**Action item**
The entries need to be copied exactly.

**Provided data**
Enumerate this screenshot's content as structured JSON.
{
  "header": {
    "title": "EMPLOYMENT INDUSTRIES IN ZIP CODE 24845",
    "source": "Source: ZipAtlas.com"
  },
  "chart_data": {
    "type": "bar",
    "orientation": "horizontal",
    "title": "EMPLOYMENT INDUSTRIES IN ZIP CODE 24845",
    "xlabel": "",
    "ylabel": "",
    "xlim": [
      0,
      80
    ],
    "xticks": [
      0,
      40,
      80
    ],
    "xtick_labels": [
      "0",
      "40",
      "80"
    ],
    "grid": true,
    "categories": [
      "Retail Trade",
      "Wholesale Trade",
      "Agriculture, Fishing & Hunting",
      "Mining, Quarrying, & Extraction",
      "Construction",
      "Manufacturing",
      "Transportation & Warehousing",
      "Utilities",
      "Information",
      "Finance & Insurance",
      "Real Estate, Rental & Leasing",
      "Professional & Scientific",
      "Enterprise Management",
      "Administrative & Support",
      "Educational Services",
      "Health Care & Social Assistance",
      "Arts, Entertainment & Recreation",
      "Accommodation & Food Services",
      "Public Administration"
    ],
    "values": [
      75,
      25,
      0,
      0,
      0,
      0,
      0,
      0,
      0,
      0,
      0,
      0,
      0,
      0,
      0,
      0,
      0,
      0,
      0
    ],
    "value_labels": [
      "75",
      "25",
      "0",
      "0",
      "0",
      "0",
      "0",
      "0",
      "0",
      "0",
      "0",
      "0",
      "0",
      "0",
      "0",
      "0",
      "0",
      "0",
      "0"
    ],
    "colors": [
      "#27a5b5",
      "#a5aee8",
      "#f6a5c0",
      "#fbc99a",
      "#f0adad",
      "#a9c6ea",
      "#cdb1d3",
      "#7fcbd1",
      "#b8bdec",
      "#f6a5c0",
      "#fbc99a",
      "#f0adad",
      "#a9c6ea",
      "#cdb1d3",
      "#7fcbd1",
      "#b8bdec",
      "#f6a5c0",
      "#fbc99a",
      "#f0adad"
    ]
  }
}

**Answer below**
Enumerate this screenshot's content as structured JSON.
{
  "header": {
    "title": "EMPLOYMENT INDUSTRIES IN ZIP CODE 24845",
    "source": "Source: ZipAtlas.com"
  },
  "chart_data": {
    "type": "bar",
    "orientation": "horizontal",
    "title": "EMPLOYMENT INDUSTRIES IN ZIP CODE 24845",
    "xlabel": "",
    "ylabel": "",
    "xlim": [
      0,
      80
    ],
    "xticks": [
      0,
      40,
      80
    ],
    "xtick_labels": [
      "0",
      "40",
      "80"
    ],
    "grid": true,
    "categories": [
      "Retail Trade",
      "Wholesale Trade",
      "Agriculture, Fishing & Hunting",
      "Mining, Quarrying, & Extraction",
      "Construction",
      "Manufacturing",
      "Transportation & Warehousing",
      "Utilities",
      "Information",
      "Finance & Insurance",
      "Real Estate, Rental & Leasing",
      "Professional & Scientific",
      "Enterprise Management",
      "Administrative & Support",
      "Educational Services",
      "Health Care & Social Assistance",
      "Arts, Entertainment & Recreation",
      "Accommodation & Food Services",
      "Public Administration"
    ],
    "values": [
      75,
      25,
      0,
      0,
      0,
      0,
      0,
      0,
      0,
      0,
      0,
      0,
      0,
      0,
      0,
      0,
      0,
      0,
      0
    ],
    "value_labels": [
      "75",
      "25",
      "0",
      "0",
      "0",
      "0",
      "0",
      "0",
      "0",
      "0",
      "0",
      "0",
      "0",
      "0",
      "0",
      "0",
      "0",
      "0",
      "0"
    ],
    "colors": [
      "#27a5b5",
      "#a5aee8",
      "#f6a5c0",
      "#fbc99a",
      "#f0adad",
      "#a9c6ea",
      "#cdb1d3",
      "#7fcbd1",
      "#b8bdec",
      "#f6a5c0",
      "#fbc99a",
      "#f0adad",
      "#a9c6ea",
      "#cdb1d3",
      "#7fcbd1",
      "#b8bdec",
      "#f6a5c0",
      "#fbc99a",
      "#f0adad"
    ]
  }
}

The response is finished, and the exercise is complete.